Vickers many contributions to his country and global industry placed him in the company of many of the greatest individuals of his era. He was a close friend of Douglas MacArthur, who was the Chairman of the Board of Remington Rand Corporation when Sperry and Remington merged in the early 1950s, forming Sperry Rand. MacArthur continued in that role in the merged company.[6]

Executive roles[edit]

Vickers later assumed the Chairman's role subsequent to MacArthur's retirement. He served as the last president of Sperry Corporation between 1952 and 1955. He then served, in the successory title, as the first president of Sperry Rand Corporation from 1955 to 1965.

He also, during this time, served as the first CEO of Sperry Rand Corporation between 1955 and 1967. He then served as chairman of Sperry Rand Corporation between 1965 and 1967. When he retired in 1967, he was Chairman, President and CEO of the 56th largest company in the United States.

Personal life[edit]

Vickers was an amateur radio operator, an active pilot, and an avid golfer, fisherman and hunter.

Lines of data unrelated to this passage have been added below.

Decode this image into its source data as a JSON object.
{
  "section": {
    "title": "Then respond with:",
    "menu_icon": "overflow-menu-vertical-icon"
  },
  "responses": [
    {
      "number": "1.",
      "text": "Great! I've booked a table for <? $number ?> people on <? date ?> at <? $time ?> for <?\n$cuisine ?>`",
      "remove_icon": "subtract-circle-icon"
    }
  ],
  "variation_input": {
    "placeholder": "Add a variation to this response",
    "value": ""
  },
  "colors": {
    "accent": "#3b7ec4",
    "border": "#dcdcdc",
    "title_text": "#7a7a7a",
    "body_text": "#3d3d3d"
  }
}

He was married to the former Nell Wilhite, and they had two children: James (1924–1933) and Dawn (1927–1997).

See also[edit]

"Modern Marvels: Hydraulics," The History Channel, released on DVD on May 12, 2004.

References[edit]

  1. ^ American Society of Mechanical Engineers, "ASME Medal - Society Awards", regularly updated. Retrieved on 16 March 2010.
  2. ^ Flint, Peter B., "Harry F. Vickers, 78, of Sperry Rand, dies", The New York Times, New York, 13 January 1977.
  3. ^ "Our Industrial Heritage -- Vickers" (Pamphlet), TriNova Corporation, Maumee, Ohio, 1988.
  4. ^ "PERSONNEL: Mechanic Makes Good Time magazine, New York, 2 June 1952.
  5. ^ Mindell, David A.; "Between Human and Machine — Feedback, Control, and Computing Before Cybernetics," Johns Hopkins University Press, Baltimore, ©2002. ISBN 0-8018-6895-5
  6. ^ "Time Clock, may 9, 1955" Time magazine, New York, 9 May 1955.